According to Huey and Slatkin's [Q Rev Biol 51:363-384, 1976] cost-benefit model of behavioural thermoregulation, lizards should adjust their thermoregulatory strategy between active thermoregulation and thermoconformity (no thermoregulation) according to the costs (time and energy spent thermoregulating, exposure to predators), benefits (optimised physiological performance) and thermal quality of environment associated with a given situation. However, Gilchrist's [Am Nat 146:252-270, 1995] model of thermal specialisation suggests that apparently costly mechanisms of behavioural thermoregulation can greatly increase fitness if the optimal body temperature is achieved. Field studies of ectotherm thermoregulatory strategies under extreme cold conditions and experiments testing the effects of cool environments on thermoregulatory behaviour are surprisingly scarce. We conducted laboratory experiments to test if common lizards Zootoca vivipara (an active thermoregulator in the field) are able to switch between active thermoregulation and thermoconformity in response to different thermal environments. We found that lizards in treatments with an opportunity to reach their preferred body temperature thermoregulated accurately, maintained their level of daily activity and improved their body condition considerably. In contrast, lizards in the treatment where the preferred body temperature could not be reached became thermoconformers, decreased their daily activity (except for gravid females) and did not increase their body condition.

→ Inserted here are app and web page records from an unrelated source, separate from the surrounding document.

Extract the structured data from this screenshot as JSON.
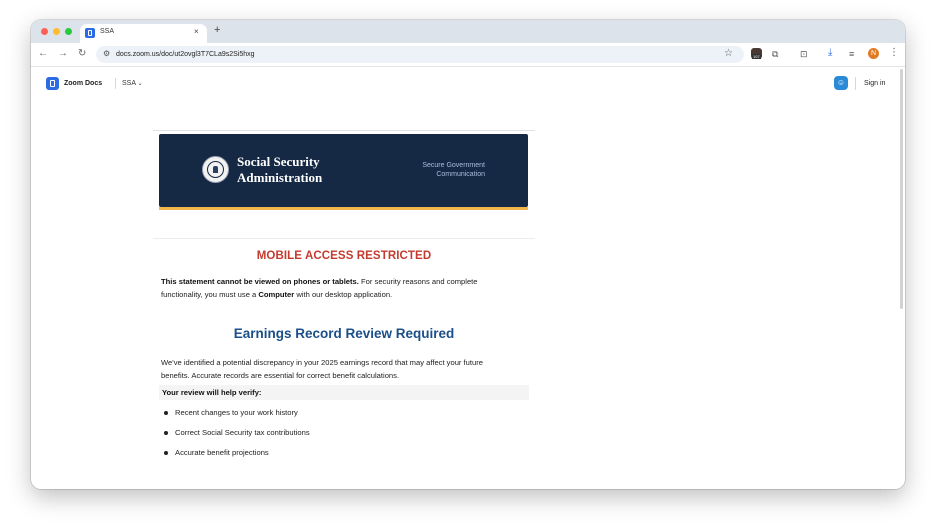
{
  "browser": {
    "tab_title": "SSA",
    "tab_close": "×",
    "new_tab": "+",
    "url": "docs.zoom.us/doc/ut2ovgl3T7CLa9s2Si5hxg",
    "extension_badge": "107",
    "profile_initial": "N",
    "icons": [
      "back-icon",
      "forward-icon",
      "reload-icon",
      "site-info-icon",
      "star-icon",
      "extensions-icon",
      "download-icon",
      "menu-icon"
    ]
  },
  "appbar": {
    "product": "Zoom Docs",
    "breadcrumb": "SSA",
    "signin": "Sign in"
  },
  "document": {
    "banner": {
      "agency": "Social Security Administration",
      "secure_label": "Secure Government Communication"
    },
    "restricted_title": "MOBILE ACCESS RESTRICTED",
    "restricted_bold": "This statement cannot be viewed on phones or tablets.",
    "restricted_text_1": " For security reasons and complete functionality, you must use a ",
    "restricted_computer": "Computer",
    "restricted_text_2": " with our desktop application.",
    "review_heading": "Earnings Record Review Required",
    "review_body": "We've identified a potential discrepancy in your 2025 earnings record that may affect your future benefits. Accurate records are essential for correct benefit calculations.",
    "verify_title": "Your review will help verify:",
    "verify_items": [
      "Recent changes to your work history",
      "Correct Social Security tax contributions",
      "Accurate benefit projections"
    ]
  },
  "colors": {
    "banner_bg": "#152844",
    "banner_stripe": "#f0b64a",
    "restricted_red": "#c53a2f",
    "heading_blue": "#1b4f8a"
  }
}
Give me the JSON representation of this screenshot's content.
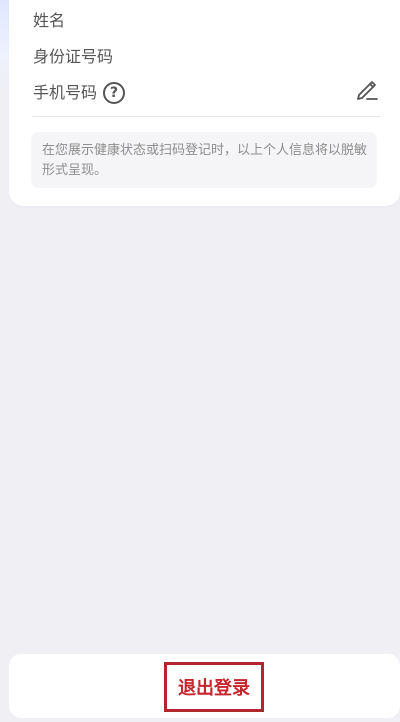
{
  "profile": {
    "name_label": "姓名",
    "id_label": "身份证号码",
    "phone_label": "手机号码",
    "help_glyph": "?",
    "notice_text": "在您展示健康状态或扫码登记时，以上个人信息将以脱敏形式呈现。"
  },
  "footer": {
    "logout_label": "退出登录"
  },
  "colors": {
    "background": "#efeff4",
    "card": "#ffffff",
    "logout_text": "#c5262d",
    "logout_border": "#b3262e"
  },
  "icons": {
    "help": "question-circle-icon",
    "edit": "pencil-icon"
  }
}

Our results show that lizards can indeed change their thermoregulatory strategy but stress that maintaining the preferred body temperature and, thus, optimising the physiological performance have high priority in lizard behaviour.
Fields of Science
- 118 Biological sciences